WORK ITEM:
Find the lines below that contain "search" and tally them. Return only the total.

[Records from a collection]
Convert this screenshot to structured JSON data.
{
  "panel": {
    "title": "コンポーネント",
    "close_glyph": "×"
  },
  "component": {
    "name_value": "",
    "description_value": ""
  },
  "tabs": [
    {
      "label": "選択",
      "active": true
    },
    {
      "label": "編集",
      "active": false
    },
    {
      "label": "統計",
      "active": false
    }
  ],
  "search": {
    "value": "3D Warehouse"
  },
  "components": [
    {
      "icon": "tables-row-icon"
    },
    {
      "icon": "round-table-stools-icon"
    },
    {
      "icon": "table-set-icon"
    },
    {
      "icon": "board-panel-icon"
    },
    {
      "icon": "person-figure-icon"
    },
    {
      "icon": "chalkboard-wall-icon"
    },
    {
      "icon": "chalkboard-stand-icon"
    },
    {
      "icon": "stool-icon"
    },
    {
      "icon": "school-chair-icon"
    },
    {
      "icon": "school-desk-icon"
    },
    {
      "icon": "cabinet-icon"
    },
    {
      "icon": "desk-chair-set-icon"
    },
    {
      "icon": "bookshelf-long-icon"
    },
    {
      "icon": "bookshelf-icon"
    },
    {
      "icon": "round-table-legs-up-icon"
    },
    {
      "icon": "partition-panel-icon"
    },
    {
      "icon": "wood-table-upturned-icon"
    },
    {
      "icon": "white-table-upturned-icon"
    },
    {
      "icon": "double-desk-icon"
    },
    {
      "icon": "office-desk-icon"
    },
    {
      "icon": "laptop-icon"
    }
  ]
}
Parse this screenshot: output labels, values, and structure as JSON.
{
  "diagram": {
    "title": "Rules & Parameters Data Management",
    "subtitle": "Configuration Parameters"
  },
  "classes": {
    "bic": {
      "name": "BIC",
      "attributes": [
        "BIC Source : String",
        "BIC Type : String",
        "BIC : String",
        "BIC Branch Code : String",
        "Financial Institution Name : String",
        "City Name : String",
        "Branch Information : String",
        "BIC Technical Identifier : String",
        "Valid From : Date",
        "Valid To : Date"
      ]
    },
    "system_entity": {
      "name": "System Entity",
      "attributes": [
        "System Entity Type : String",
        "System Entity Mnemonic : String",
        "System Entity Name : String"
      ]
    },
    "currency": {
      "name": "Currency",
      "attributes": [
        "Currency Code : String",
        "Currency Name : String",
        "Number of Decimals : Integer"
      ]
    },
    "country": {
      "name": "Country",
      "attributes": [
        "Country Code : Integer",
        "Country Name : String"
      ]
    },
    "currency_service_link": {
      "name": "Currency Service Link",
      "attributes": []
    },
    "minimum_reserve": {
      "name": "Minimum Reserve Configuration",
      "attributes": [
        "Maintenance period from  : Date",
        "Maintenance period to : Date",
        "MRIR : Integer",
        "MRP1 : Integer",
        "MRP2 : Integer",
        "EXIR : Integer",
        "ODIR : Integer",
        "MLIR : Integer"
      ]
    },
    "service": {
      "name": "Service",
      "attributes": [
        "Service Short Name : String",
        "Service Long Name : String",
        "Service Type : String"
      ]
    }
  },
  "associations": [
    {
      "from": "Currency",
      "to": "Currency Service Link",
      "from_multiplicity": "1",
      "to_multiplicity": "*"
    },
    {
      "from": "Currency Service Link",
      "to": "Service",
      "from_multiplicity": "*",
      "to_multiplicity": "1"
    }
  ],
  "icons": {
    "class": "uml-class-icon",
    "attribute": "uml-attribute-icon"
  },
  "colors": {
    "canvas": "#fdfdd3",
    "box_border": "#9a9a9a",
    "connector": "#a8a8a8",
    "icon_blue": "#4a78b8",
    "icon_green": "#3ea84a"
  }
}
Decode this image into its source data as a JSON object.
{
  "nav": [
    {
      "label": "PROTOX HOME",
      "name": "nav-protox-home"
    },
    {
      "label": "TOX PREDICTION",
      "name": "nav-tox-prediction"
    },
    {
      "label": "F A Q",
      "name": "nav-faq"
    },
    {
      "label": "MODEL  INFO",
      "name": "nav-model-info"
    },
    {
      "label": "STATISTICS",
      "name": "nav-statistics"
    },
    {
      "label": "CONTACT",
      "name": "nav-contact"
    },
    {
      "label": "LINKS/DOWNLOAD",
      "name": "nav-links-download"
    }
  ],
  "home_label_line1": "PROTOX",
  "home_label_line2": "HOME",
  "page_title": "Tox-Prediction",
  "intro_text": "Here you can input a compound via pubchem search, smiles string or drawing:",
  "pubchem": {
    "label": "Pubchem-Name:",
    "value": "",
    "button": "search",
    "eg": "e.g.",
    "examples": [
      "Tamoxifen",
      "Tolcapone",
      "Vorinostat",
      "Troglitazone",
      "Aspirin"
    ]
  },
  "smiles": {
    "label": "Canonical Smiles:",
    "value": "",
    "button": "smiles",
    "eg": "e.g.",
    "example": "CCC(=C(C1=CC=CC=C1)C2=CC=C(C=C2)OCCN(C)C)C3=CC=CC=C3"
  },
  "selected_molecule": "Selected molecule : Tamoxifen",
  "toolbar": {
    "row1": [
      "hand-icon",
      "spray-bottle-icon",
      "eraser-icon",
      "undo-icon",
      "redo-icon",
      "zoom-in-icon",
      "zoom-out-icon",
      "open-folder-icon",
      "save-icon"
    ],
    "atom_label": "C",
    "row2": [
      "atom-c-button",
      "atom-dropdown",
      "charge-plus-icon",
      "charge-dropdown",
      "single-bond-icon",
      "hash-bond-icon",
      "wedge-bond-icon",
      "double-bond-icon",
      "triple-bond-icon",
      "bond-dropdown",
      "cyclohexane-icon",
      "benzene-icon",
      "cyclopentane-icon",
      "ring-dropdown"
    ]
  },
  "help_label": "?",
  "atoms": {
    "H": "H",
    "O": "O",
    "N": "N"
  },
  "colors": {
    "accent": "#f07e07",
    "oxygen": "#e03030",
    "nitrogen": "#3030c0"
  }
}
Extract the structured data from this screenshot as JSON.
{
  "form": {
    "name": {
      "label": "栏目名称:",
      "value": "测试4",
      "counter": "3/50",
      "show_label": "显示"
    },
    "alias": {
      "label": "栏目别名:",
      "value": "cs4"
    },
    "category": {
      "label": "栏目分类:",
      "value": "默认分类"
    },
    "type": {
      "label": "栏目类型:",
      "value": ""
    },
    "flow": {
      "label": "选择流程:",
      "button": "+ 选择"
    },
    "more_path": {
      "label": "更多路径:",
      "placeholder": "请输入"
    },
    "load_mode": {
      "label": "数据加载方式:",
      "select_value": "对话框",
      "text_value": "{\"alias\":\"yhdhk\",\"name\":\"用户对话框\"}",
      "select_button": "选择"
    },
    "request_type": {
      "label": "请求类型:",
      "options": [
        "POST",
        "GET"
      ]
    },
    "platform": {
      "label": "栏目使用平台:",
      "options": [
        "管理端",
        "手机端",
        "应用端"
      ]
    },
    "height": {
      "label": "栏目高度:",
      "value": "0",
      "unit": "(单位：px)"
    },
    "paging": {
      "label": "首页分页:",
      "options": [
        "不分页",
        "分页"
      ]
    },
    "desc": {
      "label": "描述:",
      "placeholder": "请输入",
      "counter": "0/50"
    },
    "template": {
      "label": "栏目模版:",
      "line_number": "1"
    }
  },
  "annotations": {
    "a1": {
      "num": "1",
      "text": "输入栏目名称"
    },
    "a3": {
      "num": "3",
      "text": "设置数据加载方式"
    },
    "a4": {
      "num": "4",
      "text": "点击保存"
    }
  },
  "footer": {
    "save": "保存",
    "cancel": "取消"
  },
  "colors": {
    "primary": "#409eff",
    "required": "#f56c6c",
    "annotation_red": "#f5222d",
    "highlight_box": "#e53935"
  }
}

WRITTEN SOLUTION:
3